[Web page and app entries]
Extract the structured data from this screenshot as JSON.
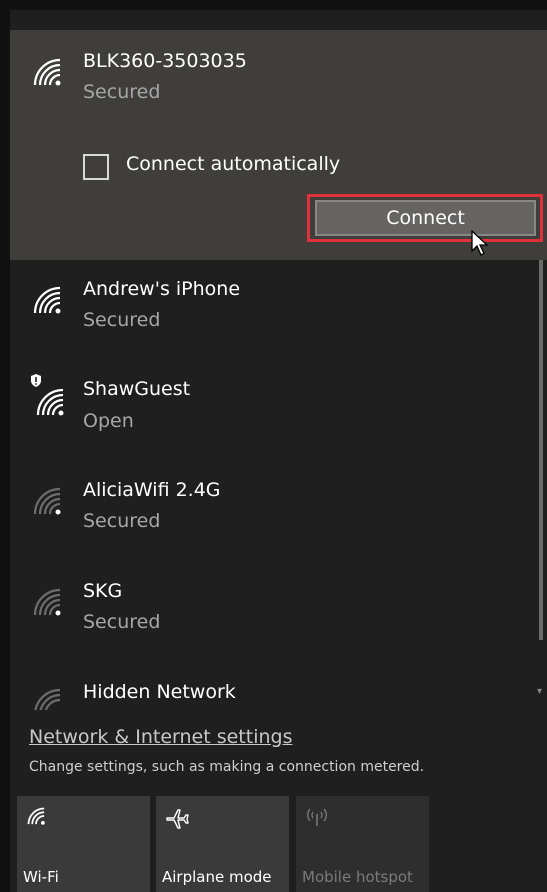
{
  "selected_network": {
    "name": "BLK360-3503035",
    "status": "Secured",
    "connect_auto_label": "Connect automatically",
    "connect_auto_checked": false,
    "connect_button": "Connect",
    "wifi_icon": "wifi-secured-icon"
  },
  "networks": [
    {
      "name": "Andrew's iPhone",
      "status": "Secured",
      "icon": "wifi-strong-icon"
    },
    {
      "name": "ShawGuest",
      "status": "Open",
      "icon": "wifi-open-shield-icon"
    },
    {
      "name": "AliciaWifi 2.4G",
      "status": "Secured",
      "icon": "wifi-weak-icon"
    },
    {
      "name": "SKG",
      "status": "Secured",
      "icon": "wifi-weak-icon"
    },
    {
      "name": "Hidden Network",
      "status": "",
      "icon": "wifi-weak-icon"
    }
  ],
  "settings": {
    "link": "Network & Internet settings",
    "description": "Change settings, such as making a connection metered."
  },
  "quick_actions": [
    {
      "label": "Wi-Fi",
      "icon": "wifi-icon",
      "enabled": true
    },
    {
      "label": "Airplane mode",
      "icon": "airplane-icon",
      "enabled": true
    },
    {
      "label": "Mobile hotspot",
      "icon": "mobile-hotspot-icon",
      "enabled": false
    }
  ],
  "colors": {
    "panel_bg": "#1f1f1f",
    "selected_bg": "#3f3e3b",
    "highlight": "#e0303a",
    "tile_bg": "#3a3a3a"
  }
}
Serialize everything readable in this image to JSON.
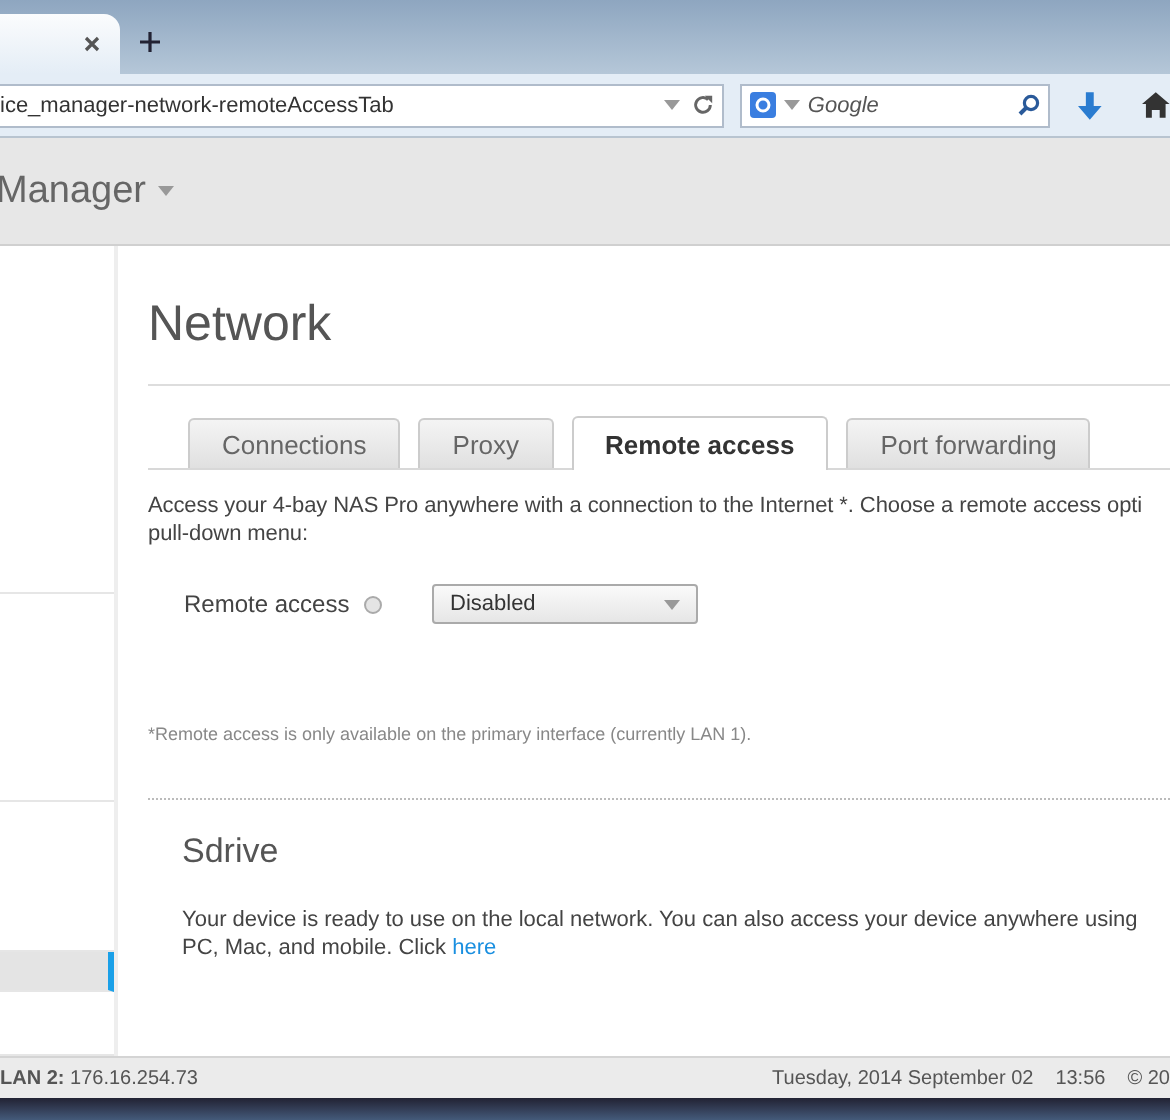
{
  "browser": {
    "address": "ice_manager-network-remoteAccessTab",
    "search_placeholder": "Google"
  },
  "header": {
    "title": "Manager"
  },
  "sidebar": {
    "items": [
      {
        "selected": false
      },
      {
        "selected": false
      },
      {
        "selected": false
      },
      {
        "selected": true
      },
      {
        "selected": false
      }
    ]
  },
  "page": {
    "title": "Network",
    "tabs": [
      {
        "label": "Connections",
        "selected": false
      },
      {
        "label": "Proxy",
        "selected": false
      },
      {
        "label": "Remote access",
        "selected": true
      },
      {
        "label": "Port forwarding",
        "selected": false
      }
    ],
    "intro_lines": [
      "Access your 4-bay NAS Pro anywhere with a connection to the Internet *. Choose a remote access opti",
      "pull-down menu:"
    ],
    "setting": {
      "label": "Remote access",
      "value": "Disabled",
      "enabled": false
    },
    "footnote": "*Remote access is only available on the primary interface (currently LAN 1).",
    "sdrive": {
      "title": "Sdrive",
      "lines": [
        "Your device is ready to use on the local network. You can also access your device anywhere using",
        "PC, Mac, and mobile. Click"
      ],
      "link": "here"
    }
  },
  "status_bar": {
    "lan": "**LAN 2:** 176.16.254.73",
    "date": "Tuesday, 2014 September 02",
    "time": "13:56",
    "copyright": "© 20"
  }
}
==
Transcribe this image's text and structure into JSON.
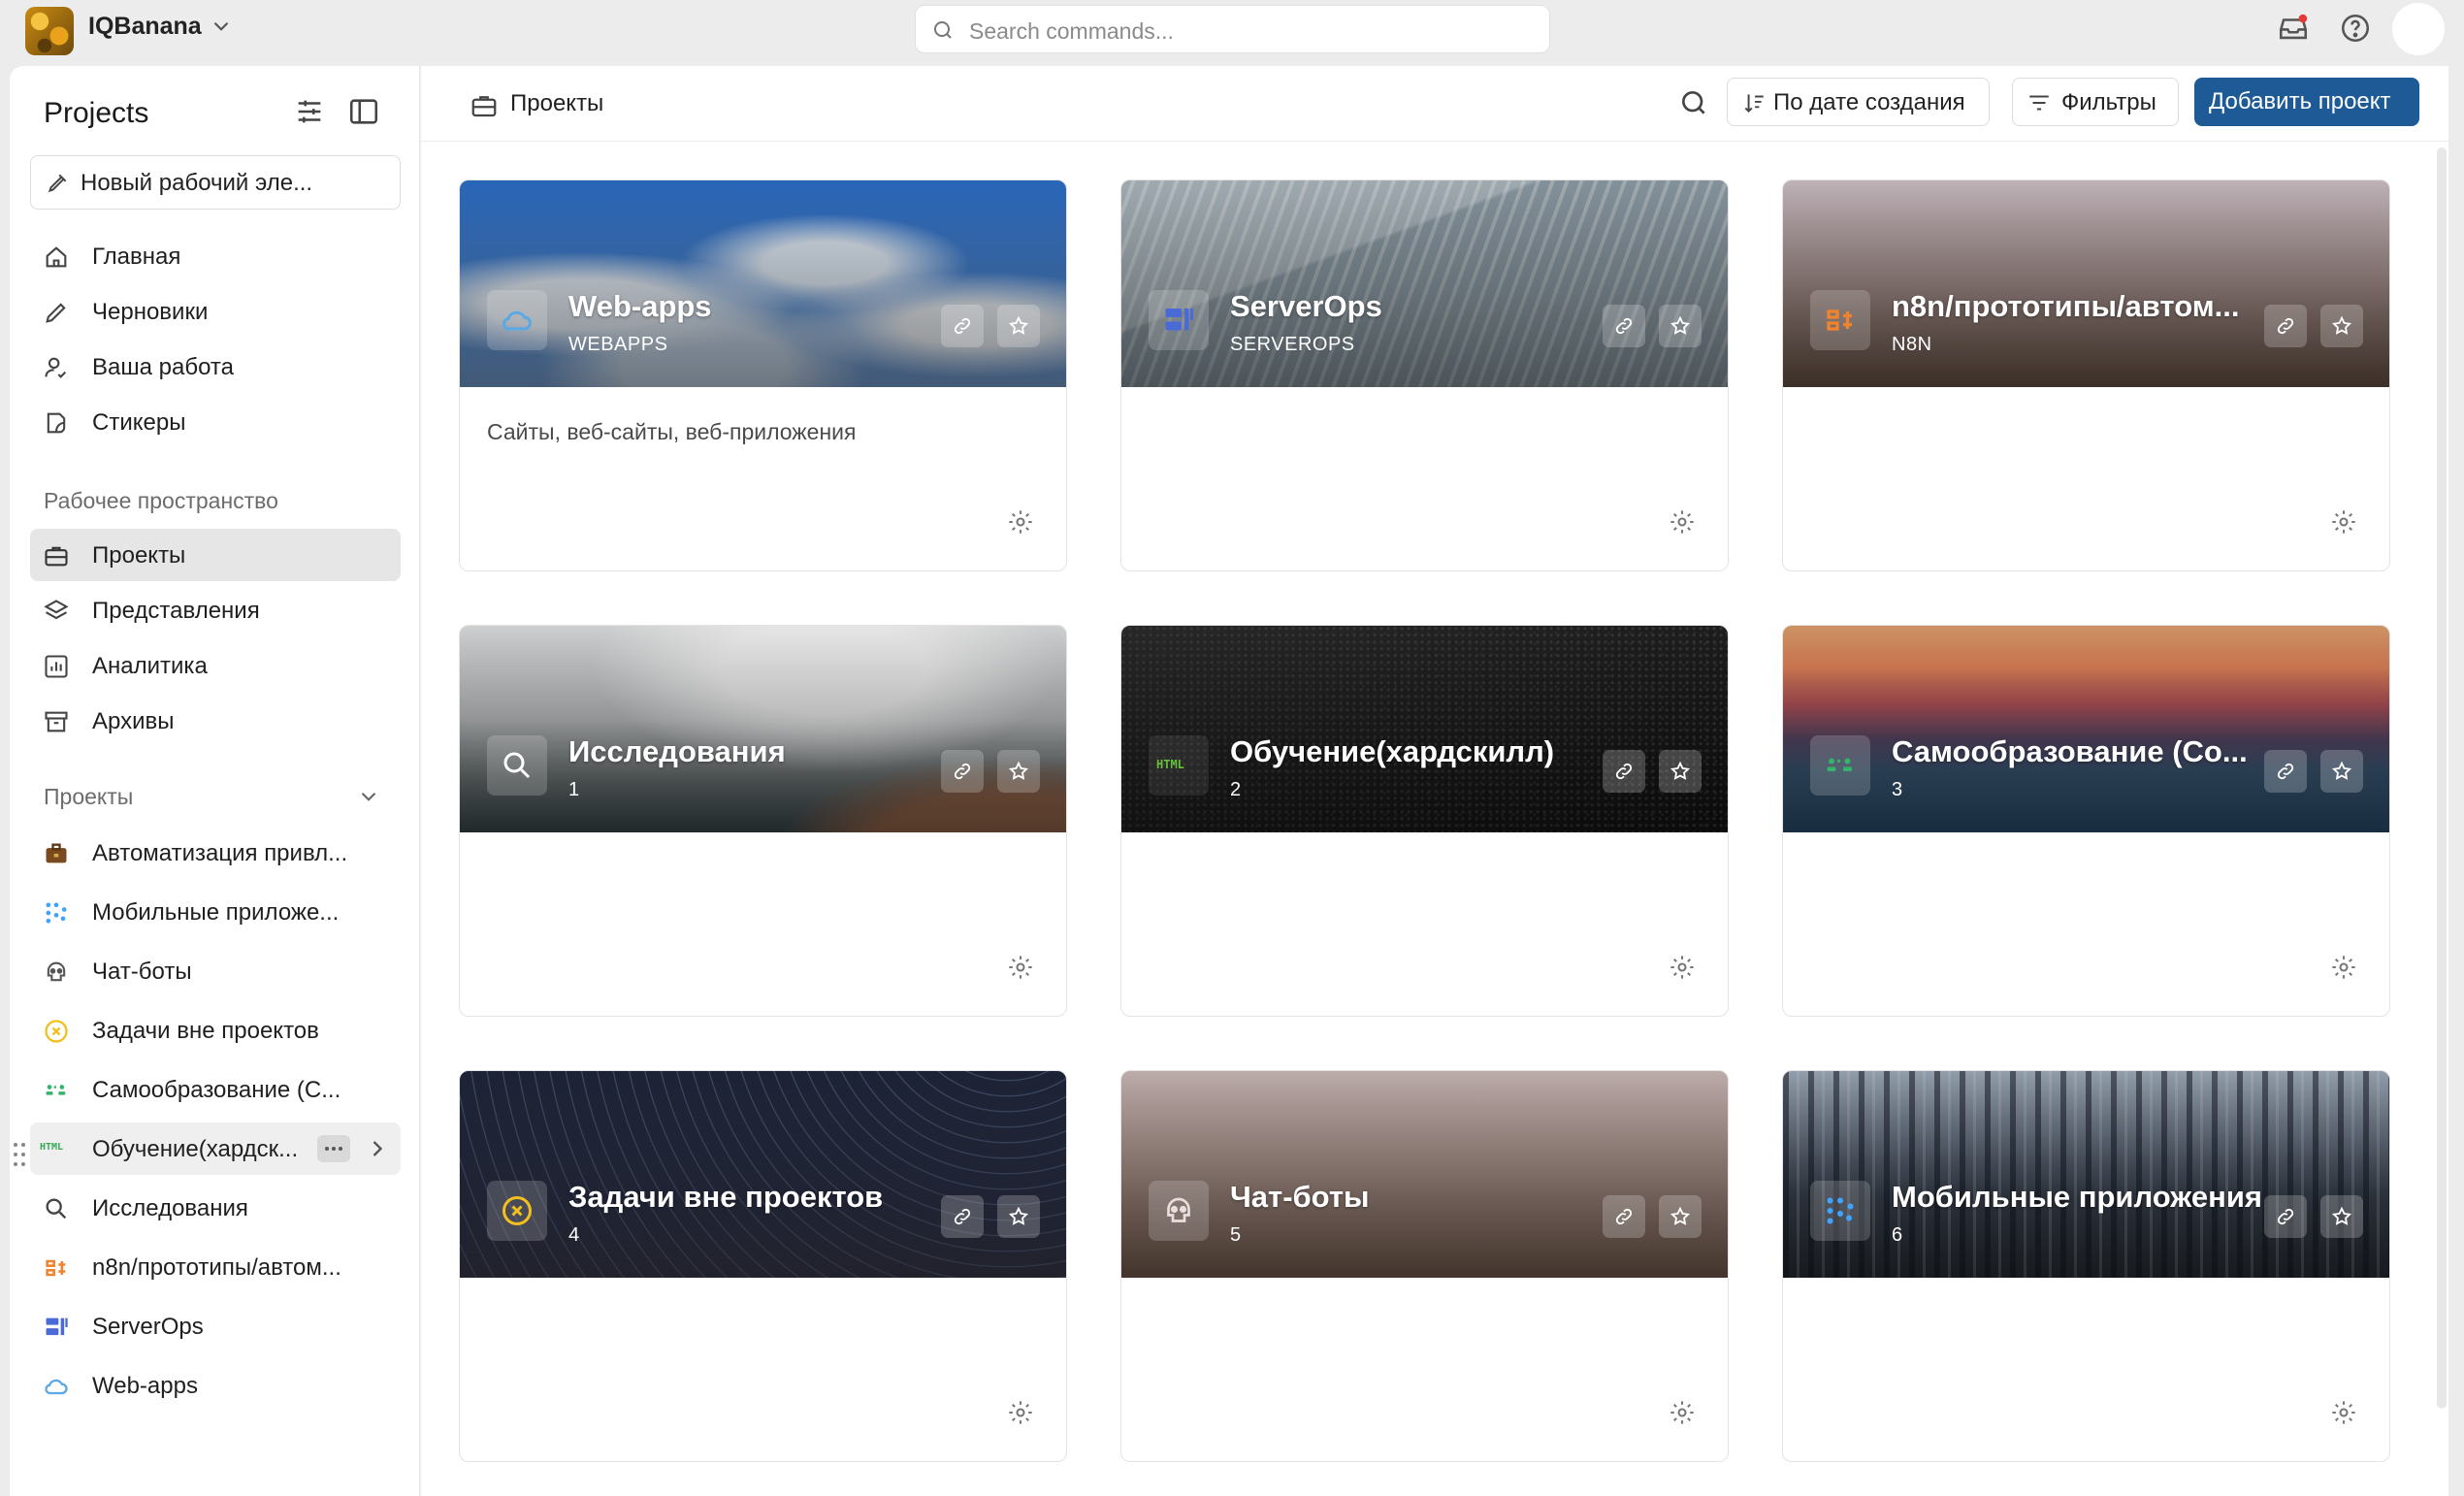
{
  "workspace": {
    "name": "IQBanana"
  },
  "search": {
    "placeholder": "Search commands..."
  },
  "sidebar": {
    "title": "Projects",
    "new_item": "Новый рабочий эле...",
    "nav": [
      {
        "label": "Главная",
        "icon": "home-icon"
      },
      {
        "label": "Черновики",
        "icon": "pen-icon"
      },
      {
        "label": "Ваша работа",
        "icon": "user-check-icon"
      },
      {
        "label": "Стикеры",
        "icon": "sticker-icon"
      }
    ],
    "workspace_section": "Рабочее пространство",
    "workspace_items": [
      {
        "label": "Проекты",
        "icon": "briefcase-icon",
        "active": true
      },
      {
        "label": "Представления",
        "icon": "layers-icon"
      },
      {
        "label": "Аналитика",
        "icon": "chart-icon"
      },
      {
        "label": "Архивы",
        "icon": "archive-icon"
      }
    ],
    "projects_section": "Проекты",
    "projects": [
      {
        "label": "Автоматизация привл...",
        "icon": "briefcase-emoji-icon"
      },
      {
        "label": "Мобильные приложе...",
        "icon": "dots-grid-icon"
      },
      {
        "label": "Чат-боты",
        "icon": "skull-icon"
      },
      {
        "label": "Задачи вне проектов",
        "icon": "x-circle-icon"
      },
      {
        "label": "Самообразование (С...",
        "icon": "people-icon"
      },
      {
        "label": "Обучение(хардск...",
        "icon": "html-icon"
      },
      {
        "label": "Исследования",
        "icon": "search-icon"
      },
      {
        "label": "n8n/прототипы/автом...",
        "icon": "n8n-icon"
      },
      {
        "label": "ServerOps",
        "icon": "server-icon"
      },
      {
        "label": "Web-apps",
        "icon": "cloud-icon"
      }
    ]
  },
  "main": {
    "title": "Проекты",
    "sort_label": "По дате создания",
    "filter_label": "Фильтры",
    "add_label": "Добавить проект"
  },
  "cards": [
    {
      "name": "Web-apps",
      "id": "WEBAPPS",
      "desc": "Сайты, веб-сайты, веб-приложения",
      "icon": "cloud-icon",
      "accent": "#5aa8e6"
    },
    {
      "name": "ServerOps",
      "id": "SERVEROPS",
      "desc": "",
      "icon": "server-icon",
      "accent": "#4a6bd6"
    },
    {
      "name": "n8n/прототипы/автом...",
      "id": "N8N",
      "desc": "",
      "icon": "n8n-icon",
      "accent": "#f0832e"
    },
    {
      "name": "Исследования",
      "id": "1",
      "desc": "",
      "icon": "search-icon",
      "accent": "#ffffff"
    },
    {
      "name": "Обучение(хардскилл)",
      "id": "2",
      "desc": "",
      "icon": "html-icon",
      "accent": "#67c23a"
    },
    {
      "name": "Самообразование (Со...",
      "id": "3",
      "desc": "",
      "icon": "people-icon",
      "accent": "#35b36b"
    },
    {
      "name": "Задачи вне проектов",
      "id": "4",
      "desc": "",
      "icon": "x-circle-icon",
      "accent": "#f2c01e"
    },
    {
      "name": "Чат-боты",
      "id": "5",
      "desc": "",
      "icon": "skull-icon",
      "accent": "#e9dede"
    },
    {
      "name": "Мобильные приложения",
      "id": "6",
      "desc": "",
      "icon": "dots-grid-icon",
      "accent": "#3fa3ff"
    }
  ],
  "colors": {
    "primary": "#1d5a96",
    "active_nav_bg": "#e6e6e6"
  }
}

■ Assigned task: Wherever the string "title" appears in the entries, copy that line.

■ Exercise answer:
    "title": "Manager"
    "title": "Network",
      "title": "Sdrive",
    "title": "Projects",
    "title": "Проекты",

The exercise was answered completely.